The political message we hear more these days from the dominant class is that the so-called developing sovereign debt-crisis is the product of mismanagement, the fault of irresponsible governments that have lived for too long beyond their means, granting awesome pensions and other benefits to retired workers and supporting the needy and poorest sectors of society through a generous welfare system. Yet, we are told, there is light at the end of the tunnel. The spokesmen of capitalism try to convince us that all can be fixed, that capitalism is well and dandy, needing only some structural adjustments. They bring forward tons of numbers to ‘demonstrate' that society needs to come to terms with the fact that sacrifices need to be made, that, putting it in economic terms, there is no way forward other than through some kind of tax increases and social benefits cuts.

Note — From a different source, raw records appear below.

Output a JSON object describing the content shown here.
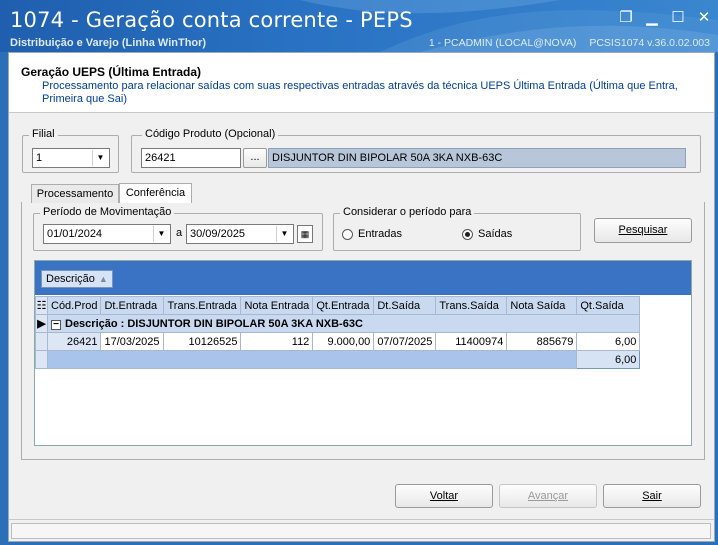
{
  "window": {
    "title": "1074 - Geração conta corrente - PEPS",
    "subtitle": "Distribuição e Varejo (Linha WinThor)",
    "user_info": "1 - PCADMIN (LOCAL@NOVA)",
    "version_info": "PCSIS1074  v.36.0.02.003"
  },
  "header": {
    "title": "Geração UEPS (Última Entrada)",
    "description": "Processamento para relacionar saídas com suas respectivas entradas através da técnica UEPS Última Entrada (Última que Entra, Primeira que Sai)"
  },
  "filial": {
    "label": "Filial",
    "value": "1"
  },
  "produto": {
    "label": "Código Produto (Opcional)",
    "code": "26421",
    "lookup_button": "...",
    "description": "DISJUNTOR DIN BIPOLAR  50A 3KA NXB-63C"
  },
  "tabs": [
    {
      "label": "Processamento",
      "active": false
    },
    {
      "label": "Conferência",
      "active": true
    }
  ],
  "periodo": {
    "label": "Período de Movimentação",
    "start": "01/01/2024",
    "separator": "a",
    "end": "30/09/2025"
  },
  "considerar": {
    "label": "Considerar o período para",
    "options": [
      {
        "label": "Entradas",
        "selected": false
      },
      {
        "label": "Saídas",
        "selected": true
      }
    ]
  },
  "search_button": "Pesquisar",
  "grid": {
    "group_by_chip": "Descrição",
    "columns": [
      "Cód.Prod",
      "Dt.Entrada",
      "Trans.Entrada",
      "Nota Entrada",
      "Qt.Entrada",
      "Dt.Saída",
      "Trans.Saída",
      "Nota Saída",
      "Qt.Saída"
    ],
    "group_row": "Descrição : DISJUNTOR DIN BIPOLAR  50A 3KA NXB-63C",
    "rows": [
      [
        "26421",
        "17/03/2025",
        "10126525",
        "112",
        "9.000,00",
        "07/07/2025",
        "11400974",
        "885679",
        "6,00"
      ]
    ],
    "summary": "6,00"
  },
  "footer": {
    "back": "Voltar",
    "next": "Avançar",
    "exit": "Sair"
  }
}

From the point of view of the bourgeoisie, there is some validity to these arguments, but they are far from telling us the whole story and, in particular, we can't expect the dominant class to say that its economic system is simply collapsing, that it's not responding to the monetary and fiscal policies that have kept the historic crisis of capitalism manageable over the last four decades. In fact, what makes the latest episode of the economic crisis unique is the evidence that the policy of abusing credit (at state, corporations and individual level) which the bourgeoisie have used to create demand artificially high, to keep profits flowing and thus keeping the system a float, has hit a wall, and worse, has become an active factor in capitalism's economic convulsions. The recognition of the failure of this so-called expansionist policy is driving the austerity shock therapy policy now being announced by capitalism, at the risk of provoking a sharpening of social conflicts and particularly a confrontation with the working class, which is the main target of this attack.

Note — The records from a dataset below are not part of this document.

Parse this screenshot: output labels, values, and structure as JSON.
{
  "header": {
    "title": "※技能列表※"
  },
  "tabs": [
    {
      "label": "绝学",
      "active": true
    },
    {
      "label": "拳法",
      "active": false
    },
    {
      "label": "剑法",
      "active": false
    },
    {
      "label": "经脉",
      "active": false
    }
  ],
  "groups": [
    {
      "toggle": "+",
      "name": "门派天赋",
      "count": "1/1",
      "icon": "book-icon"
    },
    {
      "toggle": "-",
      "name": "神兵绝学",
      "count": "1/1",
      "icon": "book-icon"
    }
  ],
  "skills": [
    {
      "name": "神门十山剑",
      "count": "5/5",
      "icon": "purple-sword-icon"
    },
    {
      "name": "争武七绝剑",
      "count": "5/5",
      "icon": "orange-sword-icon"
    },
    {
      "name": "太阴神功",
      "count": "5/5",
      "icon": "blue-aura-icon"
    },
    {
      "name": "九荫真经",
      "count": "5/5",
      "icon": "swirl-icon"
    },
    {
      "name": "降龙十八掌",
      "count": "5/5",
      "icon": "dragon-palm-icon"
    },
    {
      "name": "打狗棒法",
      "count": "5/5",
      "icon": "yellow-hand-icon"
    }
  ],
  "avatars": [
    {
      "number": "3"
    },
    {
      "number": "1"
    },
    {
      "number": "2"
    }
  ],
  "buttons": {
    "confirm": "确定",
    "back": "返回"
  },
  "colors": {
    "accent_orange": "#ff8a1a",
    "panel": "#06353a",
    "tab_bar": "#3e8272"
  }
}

From the point of view of the working class, accepting the logic of capitalism means submitting itself to a future of increasing impoverishment, a deterioration of working and living conditions comparable to the misery of the period of the so-called Great Depression. The reality is that there is no solution to the crisis of capitalism other than getting rid of this obsolete mode of production, which can only continue to survive by denying the means of survival to increasing sectors of society while a tiny minority of the population lives a lavish and parasitic existence. The only way forward out of this social madness is the class struggle, starting by an uncompromising resistance to capitalist austerity attacks and the development of a movement able to challenge the bourgeoisie and its capitalist state. In a few words, for the working class the only way out of the present society's malaise is to get rid of capitalism's social relations of production and creating instead a system of production geared in the needs of society as a whole and not for the profit of tiny minority.
Eduardo Smith 23/06/10.